Brooke believed she was the medium, but what was the message? What were these deities trying to convey to her? Between the health benefits of the vitamins and minerals, to the ornate marketing strategies, the message to a trained eye was as simple as the goading of Alice in her Adventures in Wonderland – 'Buy Me'. An onlooking employee, reading the dilemma frequently faced by customers subjected to unnatural varieties of life's elixir interjected— “I drink tap water”. Brooke like others before her, had, however, been carried away by her own spirituality. She quickly transitioned into a cult leader of her own mind and as such, began to browse the rest of the supermarket for offerings. As she gradually collected talismans, totems, and jujus for the water bottles, she created an atmosphere of peace and tranquility that George Harrison would have been proud of. The aisle began to resemble the shrine of some kind of temple. Cans of beans, flowers, tea-bags, sugar, chocolates, tooth-brushes, coconut-oil, and Coca-Cola now ornately decorated the base of the shelves.
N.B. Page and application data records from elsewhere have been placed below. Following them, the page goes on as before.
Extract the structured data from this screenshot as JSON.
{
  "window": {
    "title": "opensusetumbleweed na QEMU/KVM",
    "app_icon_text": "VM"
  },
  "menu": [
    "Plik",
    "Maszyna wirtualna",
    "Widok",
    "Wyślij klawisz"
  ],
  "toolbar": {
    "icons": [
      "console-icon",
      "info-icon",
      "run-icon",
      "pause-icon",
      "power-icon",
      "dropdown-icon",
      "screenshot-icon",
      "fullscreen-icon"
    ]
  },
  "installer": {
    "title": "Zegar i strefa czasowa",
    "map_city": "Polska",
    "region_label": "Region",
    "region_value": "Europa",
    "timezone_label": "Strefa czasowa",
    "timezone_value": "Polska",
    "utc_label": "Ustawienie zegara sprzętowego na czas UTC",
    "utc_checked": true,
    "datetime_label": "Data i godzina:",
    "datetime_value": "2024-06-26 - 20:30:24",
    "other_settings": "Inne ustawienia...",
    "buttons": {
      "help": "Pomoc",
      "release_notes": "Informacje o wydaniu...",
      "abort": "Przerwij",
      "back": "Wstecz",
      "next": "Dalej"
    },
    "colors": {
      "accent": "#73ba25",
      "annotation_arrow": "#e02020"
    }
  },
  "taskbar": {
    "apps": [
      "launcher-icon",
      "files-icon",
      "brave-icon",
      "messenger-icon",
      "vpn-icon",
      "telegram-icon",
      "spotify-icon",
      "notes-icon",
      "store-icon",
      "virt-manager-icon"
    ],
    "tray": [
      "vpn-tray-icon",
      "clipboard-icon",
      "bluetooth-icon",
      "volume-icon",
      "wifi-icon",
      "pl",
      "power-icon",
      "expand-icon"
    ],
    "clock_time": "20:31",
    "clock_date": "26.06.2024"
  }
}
It had been four hours and things were starting to resemble the wrong type of LSD trip. Brooke had entered what one might describe as a transcendental state. Time had become an abstract concept that was flowing by as easily as the rivers and waterfalls of her mind. Soon days had passed by and dehydration had started to set in with her thoughts beginning a steep decline into paranoia and conspiracy theories.
All the water looked the same to Brooke now. She was becoming increasingly skeptical of the legitimacy of the claims of the companies she thought she had an allegiance with. The genius of commodifying nature and turning a necessity into a monetary token was blowing Brooke's mind. How had Evian, S. Pellegrino, and Perrier, to name a few, managed to differentiate this clear, inconspicuous material, and where was the evidence that they had been bottled at source? These were all questions. Her mind spiraling faster and faster into the oblivion of possibilities marketing has access to. The tables had suddenly turned and she believed freedom of choice was no longer in her grasp. Were the bottles of water judging her?
Brooke needed a sign, but aisle 8 had become stoic. After three days it was too late for the realization that she was not, in fact, Siddhartha—she had reached a terminal of mind, body, and spirit. Brooke needed an intervention, one of the divine calibre; Jesus turning water to wine—potentially opening up a whole new can of worms—for which Brooke would have to become a sommelier of a different kind. Jesus didn't come, and after three days without water, sustaining the Aquarian in all of us, Brooke was gently lulled towards the river Styx— a body of water she could finally believe in.
Beatrice Robinson is currently pursuing a Masters in Creative Writing at California Institute of the Arts, having graduated from Goldsmiths College, London, with a Bachelors in Fine Art. Her practice is a hybrid of fiction and non-fiction, which are used in tandem to channel cultural criticism. She is working on a book of short stories investigating Americana. Show her love at email@example.com.
Photo by Oscar Keys